EXTRACTED DATA:
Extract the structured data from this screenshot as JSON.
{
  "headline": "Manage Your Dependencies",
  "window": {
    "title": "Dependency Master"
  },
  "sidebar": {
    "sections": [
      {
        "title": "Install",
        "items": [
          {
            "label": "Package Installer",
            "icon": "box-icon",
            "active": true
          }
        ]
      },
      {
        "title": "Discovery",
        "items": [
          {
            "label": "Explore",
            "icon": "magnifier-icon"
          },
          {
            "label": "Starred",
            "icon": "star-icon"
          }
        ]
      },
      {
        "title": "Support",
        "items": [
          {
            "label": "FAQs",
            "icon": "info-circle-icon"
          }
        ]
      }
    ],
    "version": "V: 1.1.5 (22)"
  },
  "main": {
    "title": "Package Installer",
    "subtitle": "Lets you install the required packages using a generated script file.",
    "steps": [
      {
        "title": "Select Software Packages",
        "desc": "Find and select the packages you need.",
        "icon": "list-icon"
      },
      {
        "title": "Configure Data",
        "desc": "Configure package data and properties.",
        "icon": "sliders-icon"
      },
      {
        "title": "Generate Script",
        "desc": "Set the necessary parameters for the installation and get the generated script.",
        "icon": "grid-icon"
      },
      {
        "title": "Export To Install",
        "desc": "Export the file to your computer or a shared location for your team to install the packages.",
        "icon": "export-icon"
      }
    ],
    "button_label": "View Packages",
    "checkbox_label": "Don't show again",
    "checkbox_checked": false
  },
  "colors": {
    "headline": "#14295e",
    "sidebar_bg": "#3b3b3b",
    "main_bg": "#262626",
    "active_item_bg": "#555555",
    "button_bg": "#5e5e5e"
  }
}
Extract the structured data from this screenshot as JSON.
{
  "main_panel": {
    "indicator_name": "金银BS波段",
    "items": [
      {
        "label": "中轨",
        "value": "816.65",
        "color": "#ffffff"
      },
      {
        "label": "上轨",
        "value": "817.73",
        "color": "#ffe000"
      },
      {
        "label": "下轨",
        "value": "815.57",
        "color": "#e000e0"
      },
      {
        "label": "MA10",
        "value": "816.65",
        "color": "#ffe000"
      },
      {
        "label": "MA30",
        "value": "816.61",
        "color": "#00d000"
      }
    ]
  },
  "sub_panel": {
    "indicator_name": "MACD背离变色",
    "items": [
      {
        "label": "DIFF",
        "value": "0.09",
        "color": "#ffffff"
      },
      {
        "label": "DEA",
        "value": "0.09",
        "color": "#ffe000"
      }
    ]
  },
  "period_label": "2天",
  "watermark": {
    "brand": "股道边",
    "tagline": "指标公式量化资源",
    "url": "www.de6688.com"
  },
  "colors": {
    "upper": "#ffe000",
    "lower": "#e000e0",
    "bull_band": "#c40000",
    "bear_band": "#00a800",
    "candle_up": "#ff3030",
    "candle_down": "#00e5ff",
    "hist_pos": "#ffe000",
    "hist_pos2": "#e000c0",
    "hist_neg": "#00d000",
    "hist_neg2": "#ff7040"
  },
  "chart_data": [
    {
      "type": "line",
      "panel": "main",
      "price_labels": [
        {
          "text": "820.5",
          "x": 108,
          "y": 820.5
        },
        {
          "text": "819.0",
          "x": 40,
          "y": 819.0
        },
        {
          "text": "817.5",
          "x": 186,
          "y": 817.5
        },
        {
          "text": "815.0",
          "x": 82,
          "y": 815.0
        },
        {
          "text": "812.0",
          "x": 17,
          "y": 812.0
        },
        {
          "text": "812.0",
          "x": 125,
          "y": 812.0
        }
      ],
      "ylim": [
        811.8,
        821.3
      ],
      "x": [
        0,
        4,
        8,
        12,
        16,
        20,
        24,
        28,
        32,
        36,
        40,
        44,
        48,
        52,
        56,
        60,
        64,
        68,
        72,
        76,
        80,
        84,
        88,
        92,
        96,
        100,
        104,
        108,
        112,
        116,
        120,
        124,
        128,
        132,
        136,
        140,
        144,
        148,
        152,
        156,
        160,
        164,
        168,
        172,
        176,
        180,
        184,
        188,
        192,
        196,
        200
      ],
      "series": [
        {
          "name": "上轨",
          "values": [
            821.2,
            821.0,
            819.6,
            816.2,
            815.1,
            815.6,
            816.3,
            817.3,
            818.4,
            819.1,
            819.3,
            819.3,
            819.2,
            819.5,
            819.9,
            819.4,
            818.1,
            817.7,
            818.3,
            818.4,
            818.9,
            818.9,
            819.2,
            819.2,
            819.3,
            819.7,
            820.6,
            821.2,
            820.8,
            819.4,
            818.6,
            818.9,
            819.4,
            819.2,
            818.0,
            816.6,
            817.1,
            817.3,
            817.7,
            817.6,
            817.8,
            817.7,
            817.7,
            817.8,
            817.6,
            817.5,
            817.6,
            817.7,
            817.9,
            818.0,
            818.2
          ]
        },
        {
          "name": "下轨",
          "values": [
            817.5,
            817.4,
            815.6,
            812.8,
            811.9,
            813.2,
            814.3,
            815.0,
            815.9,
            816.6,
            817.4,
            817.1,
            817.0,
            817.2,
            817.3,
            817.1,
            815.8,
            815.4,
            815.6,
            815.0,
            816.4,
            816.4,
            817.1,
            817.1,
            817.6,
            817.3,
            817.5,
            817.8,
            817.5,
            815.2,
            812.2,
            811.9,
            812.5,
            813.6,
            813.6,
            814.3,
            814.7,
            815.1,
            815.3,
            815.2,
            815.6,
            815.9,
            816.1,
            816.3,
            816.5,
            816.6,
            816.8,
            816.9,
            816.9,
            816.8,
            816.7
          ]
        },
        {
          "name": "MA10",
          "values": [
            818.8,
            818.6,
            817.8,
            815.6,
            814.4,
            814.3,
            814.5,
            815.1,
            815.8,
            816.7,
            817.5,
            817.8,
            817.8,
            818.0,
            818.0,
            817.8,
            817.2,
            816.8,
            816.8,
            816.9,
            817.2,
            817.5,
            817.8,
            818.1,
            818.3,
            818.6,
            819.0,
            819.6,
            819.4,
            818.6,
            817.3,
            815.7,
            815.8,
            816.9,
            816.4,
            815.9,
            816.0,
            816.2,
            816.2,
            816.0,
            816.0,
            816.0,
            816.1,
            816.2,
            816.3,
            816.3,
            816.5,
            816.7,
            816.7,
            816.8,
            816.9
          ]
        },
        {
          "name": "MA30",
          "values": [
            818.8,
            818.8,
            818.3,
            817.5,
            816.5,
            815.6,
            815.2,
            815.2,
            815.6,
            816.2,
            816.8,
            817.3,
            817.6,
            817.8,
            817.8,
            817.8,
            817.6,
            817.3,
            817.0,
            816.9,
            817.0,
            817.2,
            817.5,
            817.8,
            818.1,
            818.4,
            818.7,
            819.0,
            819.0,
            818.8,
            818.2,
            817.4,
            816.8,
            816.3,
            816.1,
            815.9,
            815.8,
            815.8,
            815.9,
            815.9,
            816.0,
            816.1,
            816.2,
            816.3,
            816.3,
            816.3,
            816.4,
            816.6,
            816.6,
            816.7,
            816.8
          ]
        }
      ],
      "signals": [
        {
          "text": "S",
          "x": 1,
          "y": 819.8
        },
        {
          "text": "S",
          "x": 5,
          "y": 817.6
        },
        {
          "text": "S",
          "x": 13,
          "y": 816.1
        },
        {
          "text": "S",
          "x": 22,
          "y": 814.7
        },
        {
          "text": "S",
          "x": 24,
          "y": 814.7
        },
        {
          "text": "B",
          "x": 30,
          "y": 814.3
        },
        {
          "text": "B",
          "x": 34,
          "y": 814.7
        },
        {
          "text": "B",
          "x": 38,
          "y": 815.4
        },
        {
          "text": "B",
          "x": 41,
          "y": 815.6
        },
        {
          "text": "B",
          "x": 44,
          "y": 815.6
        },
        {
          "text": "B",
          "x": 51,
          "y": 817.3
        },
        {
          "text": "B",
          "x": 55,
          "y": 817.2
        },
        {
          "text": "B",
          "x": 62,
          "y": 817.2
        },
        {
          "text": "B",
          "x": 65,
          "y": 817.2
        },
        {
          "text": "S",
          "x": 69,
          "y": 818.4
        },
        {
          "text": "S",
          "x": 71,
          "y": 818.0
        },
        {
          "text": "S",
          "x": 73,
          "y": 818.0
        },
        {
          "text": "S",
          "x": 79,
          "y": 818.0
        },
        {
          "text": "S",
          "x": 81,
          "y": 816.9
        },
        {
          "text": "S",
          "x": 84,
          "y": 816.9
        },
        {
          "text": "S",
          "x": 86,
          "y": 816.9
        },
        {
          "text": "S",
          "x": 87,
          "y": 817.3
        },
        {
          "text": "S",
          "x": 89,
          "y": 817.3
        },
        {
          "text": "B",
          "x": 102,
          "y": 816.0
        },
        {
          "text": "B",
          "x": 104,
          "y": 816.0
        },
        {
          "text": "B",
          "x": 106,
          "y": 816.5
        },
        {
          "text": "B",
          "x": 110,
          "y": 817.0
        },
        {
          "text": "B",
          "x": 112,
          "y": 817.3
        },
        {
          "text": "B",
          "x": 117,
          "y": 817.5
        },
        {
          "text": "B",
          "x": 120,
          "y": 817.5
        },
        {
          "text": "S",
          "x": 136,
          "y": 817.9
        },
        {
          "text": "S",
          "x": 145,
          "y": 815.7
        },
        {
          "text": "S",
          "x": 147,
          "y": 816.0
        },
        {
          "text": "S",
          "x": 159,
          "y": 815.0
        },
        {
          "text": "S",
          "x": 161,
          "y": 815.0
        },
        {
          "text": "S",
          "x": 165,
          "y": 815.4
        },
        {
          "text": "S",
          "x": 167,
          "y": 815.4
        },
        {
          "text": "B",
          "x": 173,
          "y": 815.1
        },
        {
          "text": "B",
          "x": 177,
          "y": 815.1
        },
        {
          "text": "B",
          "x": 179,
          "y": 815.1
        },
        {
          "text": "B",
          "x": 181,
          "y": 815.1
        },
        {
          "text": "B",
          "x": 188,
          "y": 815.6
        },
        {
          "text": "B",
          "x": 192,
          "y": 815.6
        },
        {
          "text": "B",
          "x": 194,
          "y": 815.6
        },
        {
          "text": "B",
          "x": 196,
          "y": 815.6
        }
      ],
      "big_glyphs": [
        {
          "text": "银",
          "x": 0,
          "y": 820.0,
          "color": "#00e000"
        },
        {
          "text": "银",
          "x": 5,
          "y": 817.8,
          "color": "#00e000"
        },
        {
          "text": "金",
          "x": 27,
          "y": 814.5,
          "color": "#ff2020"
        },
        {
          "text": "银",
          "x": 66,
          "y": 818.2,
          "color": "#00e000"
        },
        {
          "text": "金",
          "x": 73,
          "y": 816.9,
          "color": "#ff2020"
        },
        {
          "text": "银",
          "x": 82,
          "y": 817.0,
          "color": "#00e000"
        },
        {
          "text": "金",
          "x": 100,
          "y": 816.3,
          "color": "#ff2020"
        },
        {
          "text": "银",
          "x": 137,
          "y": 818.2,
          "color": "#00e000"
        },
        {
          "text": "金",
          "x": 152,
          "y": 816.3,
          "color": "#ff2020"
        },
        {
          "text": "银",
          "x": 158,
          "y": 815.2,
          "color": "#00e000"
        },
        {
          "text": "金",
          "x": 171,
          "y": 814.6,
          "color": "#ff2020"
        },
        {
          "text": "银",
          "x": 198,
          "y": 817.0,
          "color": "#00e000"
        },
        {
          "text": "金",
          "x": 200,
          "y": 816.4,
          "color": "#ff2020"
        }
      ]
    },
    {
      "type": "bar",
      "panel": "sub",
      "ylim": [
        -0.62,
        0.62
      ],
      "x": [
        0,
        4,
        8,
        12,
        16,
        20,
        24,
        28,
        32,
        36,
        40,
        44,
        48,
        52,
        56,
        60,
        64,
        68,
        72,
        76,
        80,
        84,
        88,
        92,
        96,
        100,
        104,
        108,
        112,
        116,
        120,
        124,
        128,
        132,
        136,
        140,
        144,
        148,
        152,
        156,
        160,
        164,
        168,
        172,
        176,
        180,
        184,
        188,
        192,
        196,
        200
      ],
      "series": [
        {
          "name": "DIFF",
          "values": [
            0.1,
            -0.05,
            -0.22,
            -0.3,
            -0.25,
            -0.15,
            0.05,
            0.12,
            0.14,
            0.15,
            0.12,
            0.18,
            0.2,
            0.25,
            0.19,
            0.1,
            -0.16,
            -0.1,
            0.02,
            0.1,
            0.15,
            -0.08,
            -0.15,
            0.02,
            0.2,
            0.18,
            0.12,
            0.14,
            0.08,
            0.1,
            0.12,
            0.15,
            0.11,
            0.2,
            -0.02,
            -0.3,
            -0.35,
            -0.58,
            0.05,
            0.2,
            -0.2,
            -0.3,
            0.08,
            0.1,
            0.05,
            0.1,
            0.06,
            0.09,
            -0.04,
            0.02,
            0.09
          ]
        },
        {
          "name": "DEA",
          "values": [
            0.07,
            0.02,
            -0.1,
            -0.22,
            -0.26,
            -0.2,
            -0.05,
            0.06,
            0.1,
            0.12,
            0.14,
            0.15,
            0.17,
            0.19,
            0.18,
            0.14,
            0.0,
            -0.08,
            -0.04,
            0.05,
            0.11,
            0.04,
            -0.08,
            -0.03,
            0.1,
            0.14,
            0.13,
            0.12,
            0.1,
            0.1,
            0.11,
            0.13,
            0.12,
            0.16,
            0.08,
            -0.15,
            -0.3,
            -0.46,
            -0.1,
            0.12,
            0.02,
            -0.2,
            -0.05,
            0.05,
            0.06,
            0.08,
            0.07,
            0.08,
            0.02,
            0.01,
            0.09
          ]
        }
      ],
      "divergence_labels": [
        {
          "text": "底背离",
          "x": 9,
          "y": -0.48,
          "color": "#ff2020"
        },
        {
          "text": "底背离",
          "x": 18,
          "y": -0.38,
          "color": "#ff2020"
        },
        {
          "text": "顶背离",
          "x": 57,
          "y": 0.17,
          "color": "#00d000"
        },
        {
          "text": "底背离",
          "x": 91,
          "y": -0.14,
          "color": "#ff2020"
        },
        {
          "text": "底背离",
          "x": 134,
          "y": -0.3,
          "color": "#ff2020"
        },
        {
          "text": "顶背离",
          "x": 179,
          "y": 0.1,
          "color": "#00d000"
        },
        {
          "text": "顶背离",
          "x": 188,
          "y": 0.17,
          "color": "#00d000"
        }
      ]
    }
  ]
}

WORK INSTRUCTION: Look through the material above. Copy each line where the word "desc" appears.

RESPONSE:
        "desc": "Find and select the packages you need.",
        "desc": "Configure package data and properties.",
        "desc": "Set the necessary parameters for the installation and get the generated script.",
        "desc": "Export the file to your computer or a shared location for your team to install the packages.",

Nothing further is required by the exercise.